BMG LABTECH microplate readers have unlimited flexibility with temperature control to 65°C and shaking with variable speeds in three directions - orbital, double orbital, and linear. Readers can take measurements from the top or bottom of a plate. Measurements can be endpoint or kinetic. Kinetic can be expanded to plate mode, which reads all designated wells several times over a longer period of time, or in well mode, which reads a single well several times quickly and then moves on to the next well. In addition, readers can include basic modes such as fluorescence , absorbance, and luminescence, or more advanced modes such as time-resolved fluorescence, TR-FRET, and AlphaScreen®. Our advanced control software easily allows users to create testrun protocols combining set temperature, shaking, and reading modes. But if you need more than the basics, the script mode can easily control the most advanced of protocols. One script used in measuring prion activity, for example, easily combines repetitive shaking of 700 rpm in a double orbital orientation for a minute, and a minute of rest, as well as a measurement every 15 minutes for several days.

 
BMG LABTECH instruments can shake the microplate in three different way - linear, orbital, and double orbital

Friday, January 4, 2013

Focus on Events: SLAS 2013

Visit BMG Labtech, the Microplate Reader Company, at booth 721 at SLAS 2013, January 12-16, in Orlando, FL. For this 2nd annual conference BMG is proud to be a Diamond Sponsor and we will be participating in a number of events that will show how we are engineering a better biological solution.

The versatility of our line of microplate readers will be on display and a number of tutorials, posters and collaborators booths will feature the PHERAstar FS.

On Monday, January 14 at 12:30 BMG will co-present at a tutorial sponsored by Labcyte that will discuss the miniaturization and automation of Cisbio's HTRF assays. Then on Tuesday, January 15 at 12:30 BMG will host a tutorial that will show how our microplate technology can enhance  assay development and high through-put screening. In addition, posters that highlight the performance of the PHERAstar FS and NEPHELOstar in specific applications will also be presented.

Wednesday, January 2, 2013

Fun fact: Your New Years resolution could do more harm than good

As we begin the new year many people have made a resolution to lose weight with a diet and exercise. While this is a good choice, as with many things you should proceed caution as described in the article: Five Reasons Why New Year's Resolutions to Diet and Exercise Might Be Unhealthy 

Make sure that you are aware of the potential allergens that are present in some of the prepared meals offered by diet plans which may hinder your new plan.
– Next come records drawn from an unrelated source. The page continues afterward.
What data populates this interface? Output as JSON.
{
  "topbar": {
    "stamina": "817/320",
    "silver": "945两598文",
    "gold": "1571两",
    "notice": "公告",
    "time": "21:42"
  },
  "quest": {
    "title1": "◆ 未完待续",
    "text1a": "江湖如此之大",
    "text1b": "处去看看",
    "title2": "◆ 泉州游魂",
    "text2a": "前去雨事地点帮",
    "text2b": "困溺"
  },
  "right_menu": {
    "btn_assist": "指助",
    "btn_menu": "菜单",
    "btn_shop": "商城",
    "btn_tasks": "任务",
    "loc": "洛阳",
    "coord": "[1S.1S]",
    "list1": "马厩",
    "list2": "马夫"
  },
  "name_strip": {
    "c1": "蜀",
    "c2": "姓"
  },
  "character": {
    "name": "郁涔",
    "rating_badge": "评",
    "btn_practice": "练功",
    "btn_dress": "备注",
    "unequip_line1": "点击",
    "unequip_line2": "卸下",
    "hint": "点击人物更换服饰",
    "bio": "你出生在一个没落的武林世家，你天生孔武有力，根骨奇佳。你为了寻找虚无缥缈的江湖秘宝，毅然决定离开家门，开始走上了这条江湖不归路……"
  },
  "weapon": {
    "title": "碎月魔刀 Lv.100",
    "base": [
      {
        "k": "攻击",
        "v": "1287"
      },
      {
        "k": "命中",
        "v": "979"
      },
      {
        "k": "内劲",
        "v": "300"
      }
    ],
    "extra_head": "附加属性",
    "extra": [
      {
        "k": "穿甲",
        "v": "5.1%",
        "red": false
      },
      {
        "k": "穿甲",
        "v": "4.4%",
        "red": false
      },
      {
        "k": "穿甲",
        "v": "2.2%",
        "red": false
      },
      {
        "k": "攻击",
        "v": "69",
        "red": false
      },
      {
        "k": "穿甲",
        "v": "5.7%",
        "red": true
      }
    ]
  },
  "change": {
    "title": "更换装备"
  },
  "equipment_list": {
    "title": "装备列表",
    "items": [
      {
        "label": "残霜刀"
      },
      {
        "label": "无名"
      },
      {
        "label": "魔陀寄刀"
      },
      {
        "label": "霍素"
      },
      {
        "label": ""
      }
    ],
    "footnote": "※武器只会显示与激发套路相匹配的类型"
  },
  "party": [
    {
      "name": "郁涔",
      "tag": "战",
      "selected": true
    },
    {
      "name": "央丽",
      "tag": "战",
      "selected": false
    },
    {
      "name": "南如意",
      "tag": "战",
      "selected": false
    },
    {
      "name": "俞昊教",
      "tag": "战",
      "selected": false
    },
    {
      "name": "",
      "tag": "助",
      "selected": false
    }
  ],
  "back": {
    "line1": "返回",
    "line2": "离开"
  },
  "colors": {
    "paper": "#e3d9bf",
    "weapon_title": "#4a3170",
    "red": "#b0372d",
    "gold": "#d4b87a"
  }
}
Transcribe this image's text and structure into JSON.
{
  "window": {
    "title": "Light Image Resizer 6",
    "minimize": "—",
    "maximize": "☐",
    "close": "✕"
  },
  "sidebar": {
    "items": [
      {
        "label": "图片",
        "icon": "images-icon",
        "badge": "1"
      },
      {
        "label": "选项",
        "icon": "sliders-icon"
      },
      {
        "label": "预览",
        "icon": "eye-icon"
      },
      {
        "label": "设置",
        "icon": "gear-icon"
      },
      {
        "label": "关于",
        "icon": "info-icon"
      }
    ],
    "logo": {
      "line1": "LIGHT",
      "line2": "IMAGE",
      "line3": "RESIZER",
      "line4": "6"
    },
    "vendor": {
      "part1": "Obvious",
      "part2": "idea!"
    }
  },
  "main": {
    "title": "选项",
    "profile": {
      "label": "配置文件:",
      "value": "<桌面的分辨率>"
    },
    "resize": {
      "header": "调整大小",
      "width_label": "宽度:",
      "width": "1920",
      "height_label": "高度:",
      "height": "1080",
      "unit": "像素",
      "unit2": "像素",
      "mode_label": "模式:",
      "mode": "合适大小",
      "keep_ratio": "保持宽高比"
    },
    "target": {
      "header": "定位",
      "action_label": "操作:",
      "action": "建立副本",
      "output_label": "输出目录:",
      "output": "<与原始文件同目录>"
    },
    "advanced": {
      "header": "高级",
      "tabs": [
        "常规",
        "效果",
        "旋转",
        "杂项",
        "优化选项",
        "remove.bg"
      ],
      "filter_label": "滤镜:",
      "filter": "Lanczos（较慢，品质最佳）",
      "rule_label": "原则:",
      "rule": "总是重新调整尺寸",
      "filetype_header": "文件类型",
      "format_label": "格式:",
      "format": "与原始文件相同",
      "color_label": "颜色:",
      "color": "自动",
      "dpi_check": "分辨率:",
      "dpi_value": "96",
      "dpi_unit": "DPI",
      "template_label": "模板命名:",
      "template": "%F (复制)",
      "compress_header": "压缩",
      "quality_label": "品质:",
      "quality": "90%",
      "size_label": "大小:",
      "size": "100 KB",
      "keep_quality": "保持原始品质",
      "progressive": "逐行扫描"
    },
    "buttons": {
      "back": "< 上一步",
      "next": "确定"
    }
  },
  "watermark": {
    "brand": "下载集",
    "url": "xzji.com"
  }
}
Furthermore you should be aware that allergens are not only present outdoors, and that the surfaces of the workout equipment or even your clothing could lead to problems. This is not to say that exercise should be avoided. But you should be aware of potential pitfalls so that you can have the best experience and get the most out of your resolution.


By SariSabban [CC-BY-SA-3.0 (http://creativecommons.org/licenses/by-sa/3.0)], via Wikimedia Commons
Simplified diagram showing key events that leads to allergy initiation

Tuesday, January 1, 2013

Happy New Year!

BMG LABTECH wishes everyone a Happy New Year! 

After a great year in science in 2012, we can only imagine what will come in 2013! Here is a great article in Nature describing some of the fantastic scientific happenings of 2012. From the Higgs Boson discovery to the Mars Rover landing to the restructuring of pharmaceuticals, it was a banner year for science.

File:CMS Higgs-event.jpg
Higgs-Boson Event Simulation by Lucas Taylor.